- TASK PROMPT -
Filter out every line below that lacks "https", and copy the rest.

[Web page and app entries]

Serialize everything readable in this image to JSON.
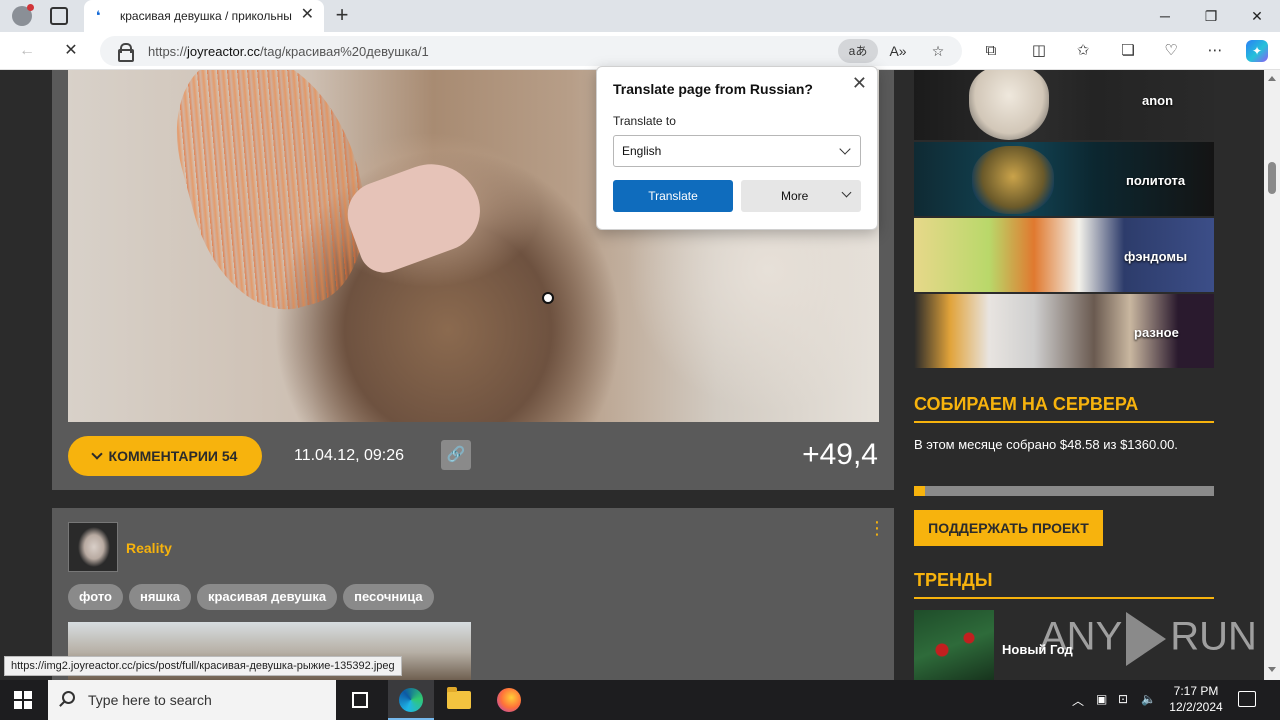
{
  "browser": {
    "tab_title": "красивая девушка / прикольные",
    "tab_favicon": "joyreactor-favicon",
    "url_prefix": "https://",
    "url_domain": "joyreactor.cc",
    "url_path": "/tag/красивая%20девушка/1",
    "translate_icon_label": "aあ",
    "read_aloud_label": "A»",
    "new_tab": "+",
    "minimize": "─",
    "maximize": "❐",
    "close": "✕"
  },
  "translate_popup": {
    "title": "Translate page from Russian?",
    "translate_to_label": "Translate to",
    "language_value": "English",
    "translate_button": "Translate",
    "more_button": "More",
    "close": "✕"
  },
  "post1": {
    "comments_label": "КОММЕНТАРИИ 54",
    "date": "11.04.12, 09:26",
    "link_icon": "🔗",
    "rating": "+49,4"
  },
  "post2": {
    "username": "Reality",
    "more": "⋮",
    "tags": [
      "фото",
      "няшка",
      "красивая девушка",
      "песочница"
    ]
  },
  "sidebar": {
    "categories": [
      {
        "label": "anon"
      },
      {
        "label": "политота"
      },
      {
        "label": "фэндомы"
      },
      {
        "label": "разное"
      }
    ],
    "donate_heading": "СОБИРАЕМ НА СЕРВЕРА",
    "donate_text": "В этом месяце собрано $48.58 из $1360.00.",
    "donate_progress": 0.036,
    "support_button": "ПОДДЕРЖАТЬ ПРОЕКТ",
    "trends_heading": "ТРЕНДЫ",
    "trend_items": [
      {
        "title": "Новый Год"
      }
    ]
  },
  "status_url": "https://img2.joyreactor.cc/pics/post/full/красивая-девушка-рыжие-135392.jpeg",
  "watermark": {
    "left": "ANY",
    "right": "RUN"
  },
  "taskbar": {
    "search_placeholder": "Type here to search",
    "time": "7:17 PM",
    "date": "12/2/2024"
  },
  "colors": {
    "accent": "#f7b30d",
    "page_bg": "#2b2b2b",
    "post_bg": "#5a5a5a",
    "translate_blue": "#0f6cbd"
  }
}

- WRITTEN ANSWER -
    "url_prefix": "https://",
  "status_url": "https://img2.joyreactor.cc/pics/post/full/красивая-девушка-рыжие-135392.jpeg",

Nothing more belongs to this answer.